Methods: A retrospective, population-based study of GCA was performed. All cases were confirmed by temporal artery biopsy between November 2010 and November 2015. Baseline and outcome data were extracted from secondary and primary care records at diagnosis and 1 year follow-up. The primary outcome was loss of vision. Secondary outcomes included remission and relapse rates and CS-related complications.

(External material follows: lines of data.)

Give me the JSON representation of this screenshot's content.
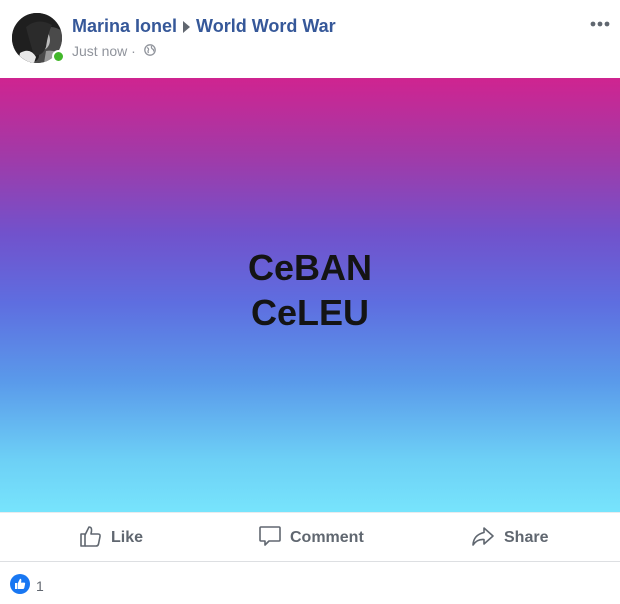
{
  "post": {
    "author": "Marina Ionel",
    "group": "World Word War",
    "time": "Just now",
    "content_lines": [
      "CeBAN",
      "CeLEU"
    ],
    "actions": {
      "like": "Like",
      "comment": "Comment",
      "share": "Share"
    },
    "reaction_count": "1"
  },
  "icons": {
    "more": "more-options-icon",
    "privacy": "globe-icon",
    "like": "thumbs-up-icon",
    "comment": "comment-bubble-icon",
    "share": "share-arrow-icon",
    "reaction": "like-reaction-icon"
  },
  "colors": {
    "link": "#365899",
    "secondary_text": "#90949c",
    "action_text": "#606770",
    "online": "#42b72a",
    "reaction_blue": "#1877f2"
  }
}
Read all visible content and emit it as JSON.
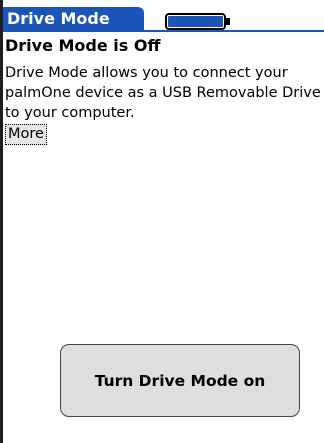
{
  "window": {
    "title": "Drive Mode"
  },
  "status": {
    "battery_icon": "battery-icon",
    "battery_level": 1.0,
    "battery_color": "#1c55b8"
  },
  "content": {
    "heading": "Drive Mode is Off",
    "description": "Drive Mode allows you to connect your palmOne device as a USB Removable Drive to your computer.",
    "more_label": "More"
  },
  "action": {
    "button_label": "Turn Drive Mode on"
  },
  "colors": {
    "accent": "#1c55b8",
    "button_fill": "#dedede",
    "background": "#ffffff"
  }
}
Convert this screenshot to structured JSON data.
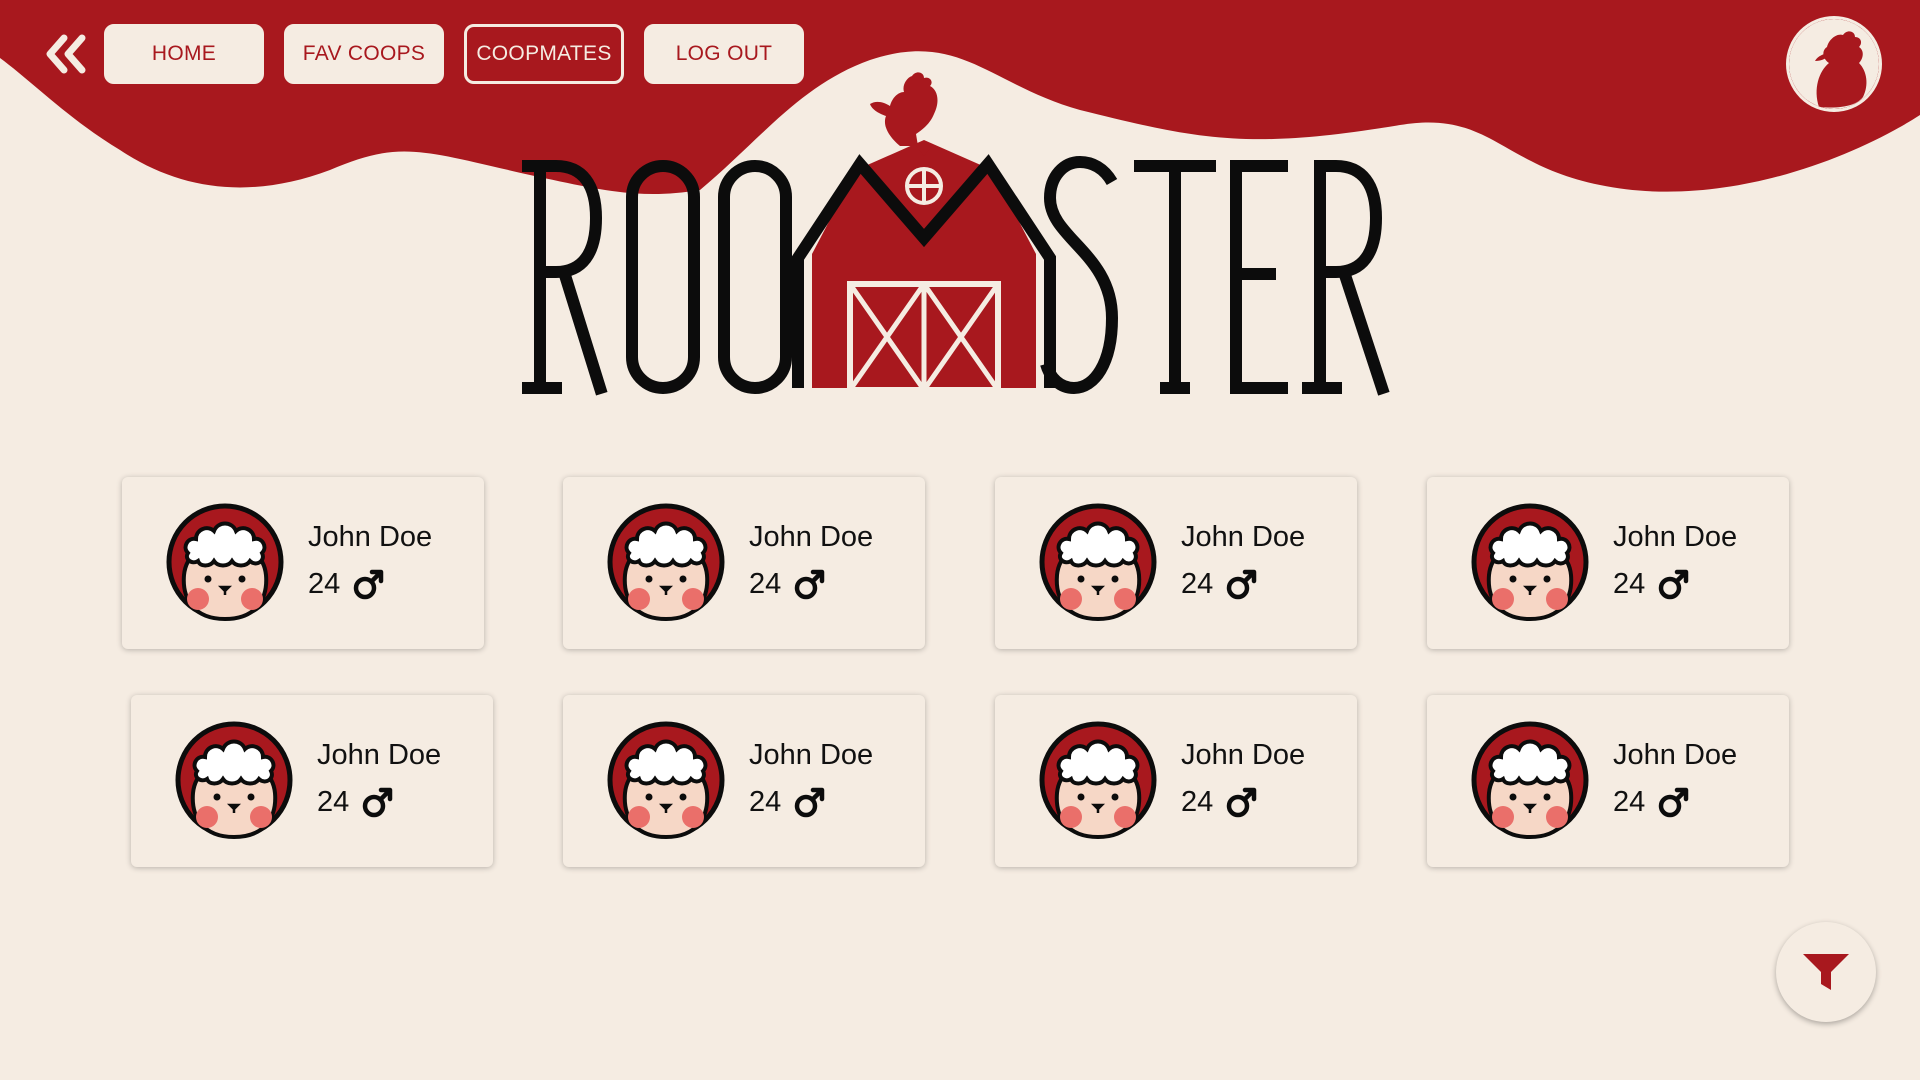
{
  "colors": {
    "accent": "#a8181e",
    "background": "#f5ece2",
    "text": "#111111"
  },
  "nav": {
    "back_icon": "double-chevron-left-icon",
    "items": [
      {
        "label": "HOME",
        "active": false
      },
      {
        "label": "FAV COOPS",
        "active": false
      },
      {
        "label": "COOPMATES",
        "active": true
      },
      {
        "label": "LOG OUT",
        "active": false
      }
    ],
    "profile_icon": "rooster-avatar-icon"
  },
  "logo": {
    "text_left": "ROO",
    "text_right": "STER",
    "icon": "barn-rooster-icon"
  },
  "coopmates": [
    {
      "name": "John Doe",
      "age": "24",
      "gender_icon": "male-symbol-icon"
    },
    {
      "name": "John Doe",
      "age": "24",
      "gender_icon": "male-symbol-icon"
    },
    {
      "name": "John Doe",
      "age": "24",
      "gender_icon": "male-symbol-icon"
    },
    {
      "name": "John Doe",
      "age": "24",
      "gender_icon": "male-symbol-icon"
    },
    {
      "name": "John Doe",
      "age": "24",
      "gender_icon": "male-symbol-icon"
    },
    {
      "name": "John Doe",
      "age": "24",
      "gender_icon": "male-symbol-icon"
    },
    {
      "name": "John Doe",
      "age": "24",
      "gender_icon": "male-symbol-icon"
    },
    {
      "name": "John Doe",
      "age": "24",
      "gender_icon": "male-symbol-icon"
    }
  ],
  "filter_icon": "funnel-icon"
}
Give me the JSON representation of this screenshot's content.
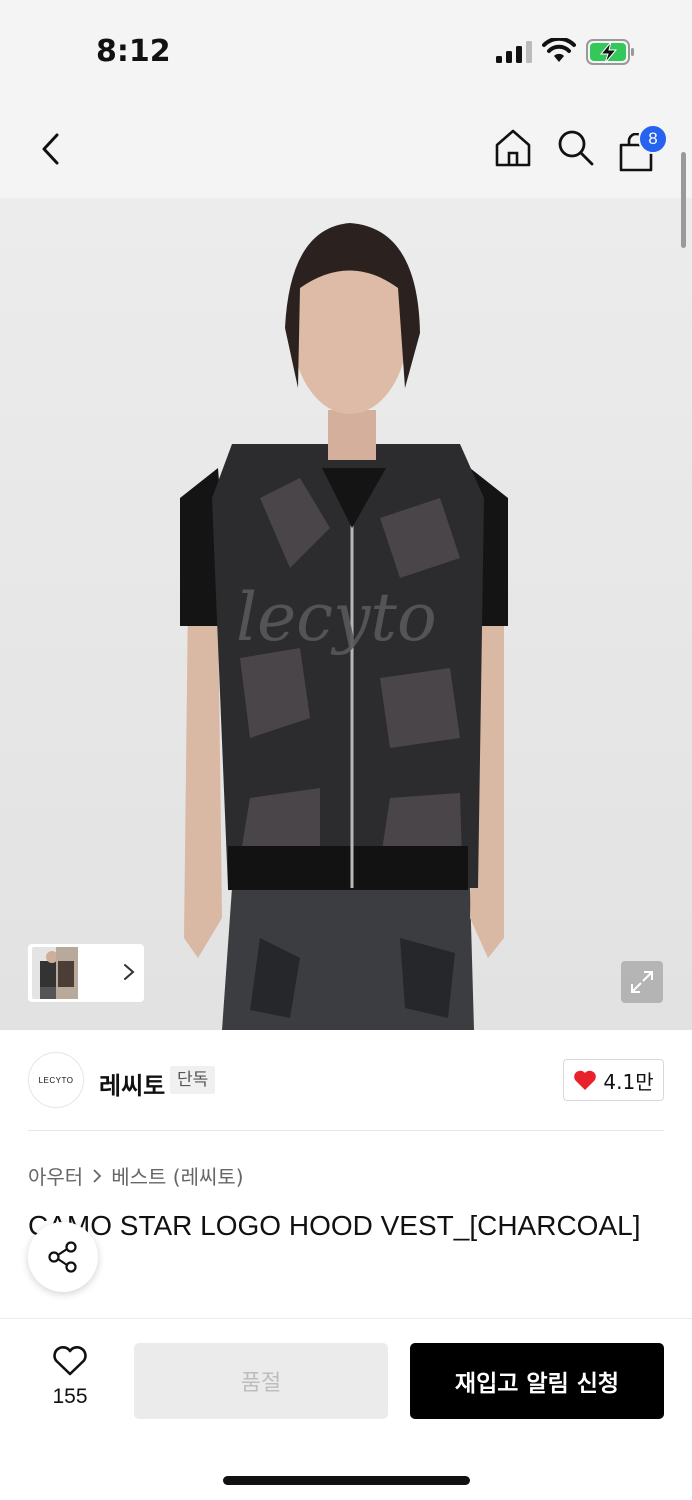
{
  "status_bar": {
    "time": "8:12",
    "icons": [
      "signal-icon",
      "wifi-icon",
      "battery-charging-icon"
    ]
  },
  "nav": {
    "icons": [
      "back-icon",
      "home-icon",
      "search-icon",
      "shopping-bag-icon"
    ],
    "cart_count": "8",
    "accent_color": "#2563f0"
  },
  "gallery": {
    "icons": [
      "chevron-right-icon",
      "expand-icon"
    ]
  },
  "brand": {
    "logo_text": "LECYTO",
    "name": "레씨토",
    "badge": "단독",
    "like_count": "4.1만",
    "heart_color": "#e8212b"
  },
  "product": {
    "breadcrumb": [
      "아우터",
      "베스트 (레씨토)"
    ],
    "title": "CAMO STAR LOGO HOOD VEST_[CHARCOAL]"
  },
  "bottom_bar": {
    "wish_count": "155",
    "soldout_label": "품절",
    "restock_label": "재입고 알림 신청"
  }
}
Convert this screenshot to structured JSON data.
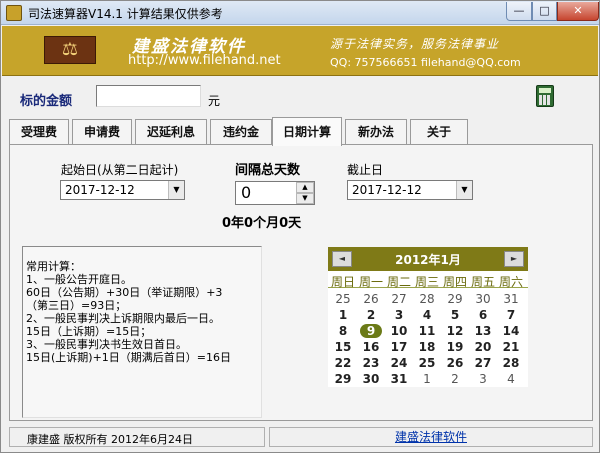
{
  "window": {
    "title": "司法速算器V14.1   计算结果仅供参考",
    "minimize": "—",
    "maximize": "□",
    "close": "✕"
  },
  "banner": {
    "logo_glyph": "⚖",
    "brand": "建盛法律软件",
    "url": "http://www.filehand.net",
    "slogan": "源于法律实务，服务法律事业",
    "contact": "QQ: 757566651  filehand@QQ.com"
  },
  "amount": {
    "label": "标的金额",
    "value": "",
    "unit": "元"
  },
  "tabs": [
    {
      "label": "受理费"
    },
    {
      "label": "申请费"
    },
    {
      "label": "迟延利息"
    },
    {
      "label": "违约金"
    },
    {
      "label": "日期计算"
    },
    {
      "label": "新办法"
    },
    {
      "label": "关于"
    }
  ],
  "active_tab": "日期计算",
  "date_calc": {
    "start_label": "起始日(从第二日起计)",
    "start_value": "2017-12-12",
    "interval_label": "间隔总天数",
    "interval_value": "0",
    "end_label": "截止日",
    "end_value": "2017-12-12",
    "result": "0年0个月0天"
  },
  "notes": [
    "常用计算：",
    "1、一般公告开庭日。",
    "  60日（公告期）+30日（举证期限）+3",
    "（第三日）=93日；",
    "2、一般民事判决上诉期限内最后一日。",
    "  15日（上诉期）=15日；",
    "3、一般民事判决书生效日首日。",
    "  15日(上诉期)+1日（期满后首日）=16日"
  ],
  "calendar": {
    "title": "2012年1月",
    "prev": "◄",
    "next": "►",
    "weekdays": [
      "周日",
      "周一",
      "周二",
      "周三",
      "周四",
      "周五",
      "周六"
    ],
    "weeks": [
      [
        "25",
        "26",
        "27",
        "28",
        "29",
        "30",
        "31"
      ],
      [
        "1",
        "2",
        "3",
        "4",
        "5",
        "6",
        "7"
      ],
      [
        "8",
        "9",
        "10",
        "11",
        "12",
        "13",
        "14"
      ],
      [
        "15",
        "16",
        "17",
        "18",
        "19",
        "20",
        "21"
      ],
      [
        "22",
        "23",
        "24",
        "25",
        "26",
        "27",
        "28"
      ],
      [
        "29",
        "30",
        "31",
        "1",
        "2",
        "3",
        "4"
      ]
    ],
    "today_label": "9",
    "header_color": "#7f7a17"
  },
  "status": {
    "left": "康建盛 版权所有   2012年6月24日",
    "right": "建盛法律软件"
  }
}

Results: The cohort consisted of 73 patients (76% female; mean age 73.5 years, s.d. 7.6 years). At presentation, a reduction in visual acuity was recorded in 17 patients (22.3%). The median CRP at diagnosis was 69.5 mg/l [interquartile range (IQR) 40.5-101 mg/l], with a median ESR of 80 mm/h (IQR 60-91 mm/h). At 1 year, remission was achieved in 64 patients (87.7%), whereas 10 patients (13.7%) relapsed. A single patient sustained visual loss after initiation of therapy. The median CRP at 1 year was 4 mg/l (IQR 4-9.5 mg/l) and the mean prednisolone dose was 5.4 mg (0-15 mg). CS-related complications were observed in 10 patients (13.7%).
Conclusion: A stratified approach to CS tapering appeared safe and effective in GCA. It was associated with a high rate of remission and promisingly low rates of relapse at 1 year follow-up. These real-world data indicate that glucocorticoid exposure can be minimized safely in some patients with GCA.
- giant cell arteritis
- temporal artery biopsy
- retrospective cohort
- tapering regimens
- visual loss